Brown’s financial choices date back to the very beginning. Not only did he refuse to take the prime minister’s pension, but his own professional choices were conservative and careful, such as joining the investment firm PIMCO’s global advisory council. Through philanthropic work from the Office of Gordon and Sarah Brown, he has raised a substantial sum for charity: $4,922,513 to date.
According to a spokesperson from the office, “the costs of the office are paid from income received by the office for consulting and paid engagement undertaken by Gordon.” The spokesperson also confirmed that neither Brown nor his wife have received any salaries, dividends, or profits from the office.
That sense of integrity has also been enhanced by his personal choices. Where Blair sold his house in Sedgefield, severing his ties to the northeast, Brown lives in North Queensferry, close to Edinburgh. Cumulatively, when it comes to moral authority, these small choices matter.

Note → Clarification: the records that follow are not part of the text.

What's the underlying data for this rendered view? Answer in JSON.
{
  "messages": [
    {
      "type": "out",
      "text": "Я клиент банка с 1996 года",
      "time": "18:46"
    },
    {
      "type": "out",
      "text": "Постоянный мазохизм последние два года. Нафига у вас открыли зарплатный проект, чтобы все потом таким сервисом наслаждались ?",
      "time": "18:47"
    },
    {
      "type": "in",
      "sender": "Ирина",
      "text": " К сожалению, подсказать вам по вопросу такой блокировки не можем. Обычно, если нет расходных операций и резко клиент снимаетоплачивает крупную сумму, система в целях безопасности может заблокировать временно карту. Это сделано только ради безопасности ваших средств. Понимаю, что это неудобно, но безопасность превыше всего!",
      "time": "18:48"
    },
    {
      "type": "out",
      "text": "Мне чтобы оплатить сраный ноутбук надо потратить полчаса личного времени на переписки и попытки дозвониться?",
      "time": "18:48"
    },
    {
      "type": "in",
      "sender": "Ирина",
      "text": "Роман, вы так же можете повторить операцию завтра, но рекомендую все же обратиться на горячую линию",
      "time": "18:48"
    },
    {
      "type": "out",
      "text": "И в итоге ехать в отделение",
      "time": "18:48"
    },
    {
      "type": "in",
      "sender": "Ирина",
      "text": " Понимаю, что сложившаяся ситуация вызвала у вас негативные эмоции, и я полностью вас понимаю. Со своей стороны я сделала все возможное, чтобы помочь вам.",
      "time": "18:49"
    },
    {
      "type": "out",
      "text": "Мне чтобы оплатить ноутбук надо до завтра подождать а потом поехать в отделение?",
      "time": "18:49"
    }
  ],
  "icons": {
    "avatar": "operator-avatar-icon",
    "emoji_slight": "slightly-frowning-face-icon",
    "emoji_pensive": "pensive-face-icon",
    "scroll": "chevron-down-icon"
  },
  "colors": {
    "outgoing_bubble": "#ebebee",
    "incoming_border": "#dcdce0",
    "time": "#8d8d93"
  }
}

Perhaps it’s no coincidence that former U.K. Prime Minister Theresa May has also avoided moral pitfalls and German Chancellor Angela Merkel likely will as well; all three are children of the manse with a strong sense of personal probity. That’s not something, alas, to be relied on in politicians. Post-power is a political state and increasingly a problem. Russia, China, Azerbaijan, Qatar, Kazakhstan, and more have all been able to find their clients in European legislatures and after high office in the way colonial Britain and France once did abroad.
In France, Sarkozy has recently been convicted of corruption. Capturing the mood of European post-power, he told an audience in the United Arab Emirates that modern democracy “destroys” leadership and the world’s greatest leaders come from undemocratic states. Meanwhile in Italy, Renzi has tarnished his reputation by taking money from Saudi Arabia while still an Italian senator, recently flying to the kingdom to host a fawning conversation with Crown Prince Mohammed bin Salman. In Germany, Schröder has sullied his name by serving on the board of Rosneft, the Kremlin’s champion state oil company, and chairing the controversial Russian-backed pipeline Nord Stream 2.
What to do? Rules are needed, especially in an age of weaponized kleptocracy and constant future political interference between adversaries when the greed of retired leaders can become a tool in the hands of great powers.
In Britain, at least, the answer lies partially in the House of Lords. First up, the arcane 796-member body, larger than the House of Commons and second only in size to the Chinese National People’s Congress, needs to be reshaped. A significantly smaller House of Lords, effectively an elected second chamber of nations and regions with a small, rotating expert-appointed dimension on time-limited terms, could be complemented with automatic seats for former prime ministers.
That can be mixed with imposing tough transparency conditions on both chambers of Parliament: no second jobs, no financial relationships with authoritarian powers, no lobbying governments—and including former premiers. A rule could be created where, for a 15-year cooling off period after being prime minister, a former leader would sit in the House of Lords and continue to serve public life. A smaller chamber would also mean each peer would get a decent sized staff, as the U.S. Senate does, instead of the current threadbare capacity.
This would retain U.K. leaders and all their accumulated knowledge in the service of the nation and ensure everything they gained serving the collective good does not get immediately privatized for corporate or authoritarian gain. Instead of being a trendsetter for corrupt organizations, Westminster should aim to set a global example of how to firewall politics from corruption in an age of kleptocrats and predatory finance. And with strong rules, the United Kingdom wouldn’t have to rely on every future officeholder of No. 10 Downing St. to have the ethics of Brown to do it.